▸ MATERIAL FOR THIS EXERCISE:
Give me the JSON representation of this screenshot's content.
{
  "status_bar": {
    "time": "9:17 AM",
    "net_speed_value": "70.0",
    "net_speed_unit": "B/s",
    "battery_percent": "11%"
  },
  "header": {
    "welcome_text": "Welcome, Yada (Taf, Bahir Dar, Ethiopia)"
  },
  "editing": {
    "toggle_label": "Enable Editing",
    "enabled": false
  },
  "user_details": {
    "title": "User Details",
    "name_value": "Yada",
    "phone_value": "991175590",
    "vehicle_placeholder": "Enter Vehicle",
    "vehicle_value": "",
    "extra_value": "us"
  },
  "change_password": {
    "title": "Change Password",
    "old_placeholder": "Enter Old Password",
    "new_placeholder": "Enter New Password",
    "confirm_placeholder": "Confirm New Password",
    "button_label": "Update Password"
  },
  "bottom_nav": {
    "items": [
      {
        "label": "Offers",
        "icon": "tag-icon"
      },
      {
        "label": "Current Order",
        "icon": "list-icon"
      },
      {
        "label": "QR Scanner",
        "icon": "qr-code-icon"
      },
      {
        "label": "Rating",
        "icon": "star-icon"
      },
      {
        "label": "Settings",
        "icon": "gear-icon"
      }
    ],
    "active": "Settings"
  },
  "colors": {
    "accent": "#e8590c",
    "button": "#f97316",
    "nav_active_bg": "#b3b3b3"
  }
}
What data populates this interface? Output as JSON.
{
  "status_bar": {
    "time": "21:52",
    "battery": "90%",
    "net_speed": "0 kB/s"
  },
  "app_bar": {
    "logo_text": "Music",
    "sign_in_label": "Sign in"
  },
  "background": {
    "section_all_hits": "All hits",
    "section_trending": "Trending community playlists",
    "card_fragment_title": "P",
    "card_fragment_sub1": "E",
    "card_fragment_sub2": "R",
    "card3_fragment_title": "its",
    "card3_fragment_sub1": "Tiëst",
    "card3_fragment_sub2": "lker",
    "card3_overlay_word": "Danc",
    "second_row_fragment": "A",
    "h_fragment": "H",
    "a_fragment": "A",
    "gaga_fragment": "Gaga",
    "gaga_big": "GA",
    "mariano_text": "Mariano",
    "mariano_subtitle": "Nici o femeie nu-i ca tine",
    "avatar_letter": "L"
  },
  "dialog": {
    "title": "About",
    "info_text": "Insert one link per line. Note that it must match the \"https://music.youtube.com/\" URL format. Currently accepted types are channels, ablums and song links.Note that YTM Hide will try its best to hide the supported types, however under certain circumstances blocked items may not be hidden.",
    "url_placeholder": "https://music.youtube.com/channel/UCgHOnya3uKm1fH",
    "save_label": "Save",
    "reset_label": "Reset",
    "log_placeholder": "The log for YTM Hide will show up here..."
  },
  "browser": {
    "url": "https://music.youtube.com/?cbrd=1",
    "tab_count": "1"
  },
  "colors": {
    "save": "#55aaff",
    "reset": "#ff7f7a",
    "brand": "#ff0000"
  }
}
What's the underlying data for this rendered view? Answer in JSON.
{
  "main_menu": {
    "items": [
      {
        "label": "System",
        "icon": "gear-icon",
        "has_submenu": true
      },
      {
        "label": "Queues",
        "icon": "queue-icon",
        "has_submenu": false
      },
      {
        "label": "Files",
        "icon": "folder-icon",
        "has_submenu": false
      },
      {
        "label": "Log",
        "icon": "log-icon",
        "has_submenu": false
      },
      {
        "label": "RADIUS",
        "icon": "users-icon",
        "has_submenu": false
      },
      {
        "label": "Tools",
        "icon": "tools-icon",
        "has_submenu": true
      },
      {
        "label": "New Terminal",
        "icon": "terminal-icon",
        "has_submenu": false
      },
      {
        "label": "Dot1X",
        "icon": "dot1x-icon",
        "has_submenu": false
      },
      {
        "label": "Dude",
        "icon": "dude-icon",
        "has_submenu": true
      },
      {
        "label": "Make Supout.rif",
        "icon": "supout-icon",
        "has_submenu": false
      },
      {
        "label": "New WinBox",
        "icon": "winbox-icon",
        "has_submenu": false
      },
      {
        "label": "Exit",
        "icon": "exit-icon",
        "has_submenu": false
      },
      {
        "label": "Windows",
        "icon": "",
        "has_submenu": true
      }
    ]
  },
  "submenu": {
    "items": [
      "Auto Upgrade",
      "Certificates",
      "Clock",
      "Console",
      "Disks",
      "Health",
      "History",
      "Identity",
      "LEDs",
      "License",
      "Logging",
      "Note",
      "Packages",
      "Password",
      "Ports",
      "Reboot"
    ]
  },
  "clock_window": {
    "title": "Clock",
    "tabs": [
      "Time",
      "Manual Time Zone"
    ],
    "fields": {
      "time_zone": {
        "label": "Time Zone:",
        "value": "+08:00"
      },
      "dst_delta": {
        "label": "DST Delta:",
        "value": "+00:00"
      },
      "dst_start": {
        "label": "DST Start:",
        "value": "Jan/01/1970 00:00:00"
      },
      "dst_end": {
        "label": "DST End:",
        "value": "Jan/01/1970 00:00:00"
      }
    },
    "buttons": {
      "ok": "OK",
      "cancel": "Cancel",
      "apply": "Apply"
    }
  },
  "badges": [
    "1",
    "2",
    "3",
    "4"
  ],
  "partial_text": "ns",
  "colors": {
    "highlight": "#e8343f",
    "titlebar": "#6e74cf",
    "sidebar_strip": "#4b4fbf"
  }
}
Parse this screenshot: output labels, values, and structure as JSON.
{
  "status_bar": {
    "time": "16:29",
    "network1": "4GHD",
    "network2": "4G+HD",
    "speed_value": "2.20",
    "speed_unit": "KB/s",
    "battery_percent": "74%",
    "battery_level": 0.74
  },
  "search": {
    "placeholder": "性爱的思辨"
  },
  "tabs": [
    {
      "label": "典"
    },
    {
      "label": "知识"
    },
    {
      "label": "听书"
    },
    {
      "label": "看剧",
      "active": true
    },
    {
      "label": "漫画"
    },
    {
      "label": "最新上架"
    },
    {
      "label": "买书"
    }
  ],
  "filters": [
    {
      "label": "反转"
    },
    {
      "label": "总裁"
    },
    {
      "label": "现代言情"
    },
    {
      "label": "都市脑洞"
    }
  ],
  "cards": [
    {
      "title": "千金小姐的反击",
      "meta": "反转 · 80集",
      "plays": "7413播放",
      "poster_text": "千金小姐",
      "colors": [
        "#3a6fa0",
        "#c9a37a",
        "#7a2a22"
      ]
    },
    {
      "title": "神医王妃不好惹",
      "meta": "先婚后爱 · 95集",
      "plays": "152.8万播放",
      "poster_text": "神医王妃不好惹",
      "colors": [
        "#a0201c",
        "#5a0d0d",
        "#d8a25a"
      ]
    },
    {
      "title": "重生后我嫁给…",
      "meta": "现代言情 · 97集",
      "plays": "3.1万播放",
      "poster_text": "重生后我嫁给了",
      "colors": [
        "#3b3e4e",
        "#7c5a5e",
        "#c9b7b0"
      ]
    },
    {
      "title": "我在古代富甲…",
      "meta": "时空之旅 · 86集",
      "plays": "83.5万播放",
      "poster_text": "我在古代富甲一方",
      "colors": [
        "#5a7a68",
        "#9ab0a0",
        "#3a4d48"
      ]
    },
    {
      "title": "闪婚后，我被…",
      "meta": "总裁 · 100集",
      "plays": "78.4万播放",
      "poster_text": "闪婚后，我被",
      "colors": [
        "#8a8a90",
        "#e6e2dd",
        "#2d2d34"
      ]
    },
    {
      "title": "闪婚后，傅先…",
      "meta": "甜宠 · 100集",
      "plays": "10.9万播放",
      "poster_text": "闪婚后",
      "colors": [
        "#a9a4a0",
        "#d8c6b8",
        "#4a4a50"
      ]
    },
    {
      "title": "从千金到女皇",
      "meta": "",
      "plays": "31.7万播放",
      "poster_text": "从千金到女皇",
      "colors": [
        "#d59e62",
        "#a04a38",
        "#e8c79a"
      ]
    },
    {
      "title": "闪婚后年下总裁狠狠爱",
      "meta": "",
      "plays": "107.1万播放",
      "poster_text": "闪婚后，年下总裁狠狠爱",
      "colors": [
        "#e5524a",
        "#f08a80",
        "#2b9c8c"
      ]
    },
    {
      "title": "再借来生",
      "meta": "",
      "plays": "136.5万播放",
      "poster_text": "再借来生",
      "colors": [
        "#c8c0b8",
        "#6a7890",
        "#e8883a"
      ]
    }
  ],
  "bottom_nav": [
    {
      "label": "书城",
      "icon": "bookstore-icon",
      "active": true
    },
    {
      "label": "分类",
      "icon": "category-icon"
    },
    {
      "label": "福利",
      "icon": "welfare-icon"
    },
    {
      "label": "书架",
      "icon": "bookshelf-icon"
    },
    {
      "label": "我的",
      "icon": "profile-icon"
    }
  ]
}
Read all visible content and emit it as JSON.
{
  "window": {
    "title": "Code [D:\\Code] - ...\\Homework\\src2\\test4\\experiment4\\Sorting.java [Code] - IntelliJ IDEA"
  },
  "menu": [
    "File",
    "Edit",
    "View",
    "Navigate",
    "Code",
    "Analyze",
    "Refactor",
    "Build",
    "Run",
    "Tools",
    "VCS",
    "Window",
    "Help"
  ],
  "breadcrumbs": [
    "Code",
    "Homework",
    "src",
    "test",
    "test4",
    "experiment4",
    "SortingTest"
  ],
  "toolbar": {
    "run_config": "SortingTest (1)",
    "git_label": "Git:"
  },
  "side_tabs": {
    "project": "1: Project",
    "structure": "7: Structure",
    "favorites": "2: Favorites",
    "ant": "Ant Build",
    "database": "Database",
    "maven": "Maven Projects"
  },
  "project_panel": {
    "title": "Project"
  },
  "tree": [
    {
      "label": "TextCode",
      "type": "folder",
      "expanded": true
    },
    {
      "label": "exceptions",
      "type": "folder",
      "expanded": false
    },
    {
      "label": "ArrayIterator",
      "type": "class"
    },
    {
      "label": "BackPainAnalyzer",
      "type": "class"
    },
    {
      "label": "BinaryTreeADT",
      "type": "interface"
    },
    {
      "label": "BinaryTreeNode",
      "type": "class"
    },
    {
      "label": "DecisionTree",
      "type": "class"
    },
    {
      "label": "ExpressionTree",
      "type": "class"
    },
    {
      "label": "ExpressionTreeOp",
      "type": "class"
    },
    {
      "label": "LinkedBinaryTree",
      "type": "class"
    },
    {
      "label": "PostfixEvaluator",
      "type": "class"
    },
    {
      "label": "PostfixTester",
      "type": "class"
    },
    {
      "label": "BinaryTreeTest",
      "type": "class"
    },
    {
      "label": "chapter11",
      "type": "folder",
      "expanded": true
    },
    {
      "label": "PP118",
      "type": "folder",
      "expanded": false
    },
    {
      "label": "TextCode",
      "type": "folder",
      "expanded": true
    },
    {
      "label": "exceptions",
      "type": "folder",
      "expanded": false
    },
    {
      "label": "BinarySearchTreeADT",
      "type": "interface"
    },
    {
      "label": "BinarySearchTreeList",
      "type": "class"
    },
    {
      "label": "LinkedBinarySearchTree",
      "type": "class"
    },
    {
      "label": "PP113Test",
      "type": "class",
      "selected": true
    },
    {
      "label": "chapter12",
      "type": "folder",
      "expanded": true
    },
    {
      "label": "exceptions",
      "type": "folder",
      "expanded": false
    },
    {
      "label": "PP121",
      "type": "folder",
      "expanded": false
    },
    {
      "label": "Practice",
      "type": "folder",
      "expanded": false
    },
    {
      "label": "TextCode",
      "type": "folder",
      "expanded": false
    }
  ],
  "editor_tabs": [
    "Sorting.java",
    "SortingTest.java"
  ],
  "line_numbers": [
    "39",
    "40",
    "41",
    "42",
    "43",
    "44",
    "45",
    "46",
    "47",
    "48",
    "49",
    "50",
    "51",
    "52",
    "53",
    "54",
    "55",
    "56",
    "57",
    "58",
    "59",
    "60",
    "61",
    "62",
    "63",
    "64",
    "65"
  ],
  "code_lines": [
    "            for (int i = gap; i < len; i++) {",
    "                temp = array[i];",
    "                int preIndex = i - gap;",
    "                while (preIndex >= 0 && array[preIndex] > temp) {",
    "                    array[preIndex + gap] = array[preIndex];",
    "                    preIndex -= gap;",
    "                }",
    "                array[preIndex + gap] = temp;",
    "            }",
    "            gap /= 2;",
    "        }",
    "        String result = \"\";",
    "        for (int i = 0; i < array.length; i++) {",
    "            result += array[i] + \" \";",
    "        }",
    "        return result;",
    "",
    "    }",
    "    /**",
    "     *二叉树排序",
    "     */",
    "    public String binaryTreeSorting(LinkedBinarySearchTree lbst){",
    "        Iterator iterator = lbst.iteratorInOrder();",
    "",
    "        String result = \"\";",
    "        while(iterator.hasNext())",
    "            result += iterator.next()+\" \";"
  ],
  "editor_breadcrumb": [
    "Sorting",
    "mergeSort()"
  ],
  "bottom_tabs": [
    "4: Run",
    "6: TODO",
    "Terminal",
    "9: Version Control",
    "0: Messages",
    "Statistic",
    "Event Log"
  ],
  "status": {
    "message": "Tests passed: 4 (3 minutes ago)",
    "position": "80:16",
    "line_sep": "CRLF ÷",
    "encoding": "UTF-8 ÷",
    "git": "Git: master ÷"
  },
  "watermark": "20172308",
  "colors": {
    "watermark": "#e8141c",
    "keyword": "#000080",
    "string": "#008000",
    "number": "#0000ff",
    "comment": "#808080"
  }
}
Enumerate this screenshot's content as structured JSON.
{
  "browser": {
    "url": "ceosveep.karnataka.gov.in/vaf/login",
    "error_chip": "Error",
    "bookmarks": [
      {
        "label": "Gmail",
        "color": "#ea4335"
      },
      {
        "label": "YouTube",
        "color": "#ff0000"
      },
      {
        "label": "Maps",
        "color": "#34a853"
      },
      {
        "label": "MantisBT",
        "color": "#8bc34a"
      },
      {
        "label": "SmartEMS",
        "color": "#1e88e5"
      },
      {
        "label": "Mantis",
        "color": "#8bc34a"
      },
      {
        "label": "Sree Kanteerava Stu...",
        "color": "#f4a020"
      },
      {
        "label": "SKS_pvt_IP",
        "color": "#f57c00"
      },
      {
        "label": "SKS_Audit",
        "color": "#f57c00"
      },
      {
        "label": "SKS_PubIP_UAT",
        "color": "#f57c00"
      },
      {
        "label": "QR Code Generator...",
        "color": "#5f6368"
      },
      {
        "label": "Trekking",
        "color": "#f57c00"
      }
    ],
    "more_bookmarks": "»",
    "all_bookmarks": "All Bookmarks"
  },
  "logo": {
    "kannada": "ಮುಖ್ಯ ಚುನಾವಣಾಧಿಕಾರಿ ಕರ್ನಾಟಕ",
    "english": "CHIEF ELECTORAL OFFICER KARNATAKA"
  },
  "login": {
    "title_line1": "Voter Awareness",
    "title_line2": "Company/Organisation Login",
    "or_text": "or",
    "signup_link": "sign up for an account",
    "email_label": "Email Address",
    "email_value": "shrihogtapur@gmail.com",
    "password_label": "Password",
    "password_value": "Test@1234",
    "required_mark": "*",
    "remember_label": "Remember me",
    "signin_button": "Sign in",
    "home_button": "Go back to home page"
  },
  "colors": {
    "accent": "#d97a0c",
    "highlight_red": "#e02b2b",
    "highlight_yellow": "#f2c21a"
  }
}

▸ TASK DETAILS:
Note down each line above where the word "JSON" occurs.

▸ SOLVED EXERCISE:
Give me the JSON representation of this screenshot's content.
What data populates this interface? Output as JSON.
What's the underlying data for this rendered view? Answer in JSON.
Parse this screenshot: output labels, values, and structure as JSON.
Read all visible content and emit it as JSON.
Enumerate this screenshot's content as structured JSON.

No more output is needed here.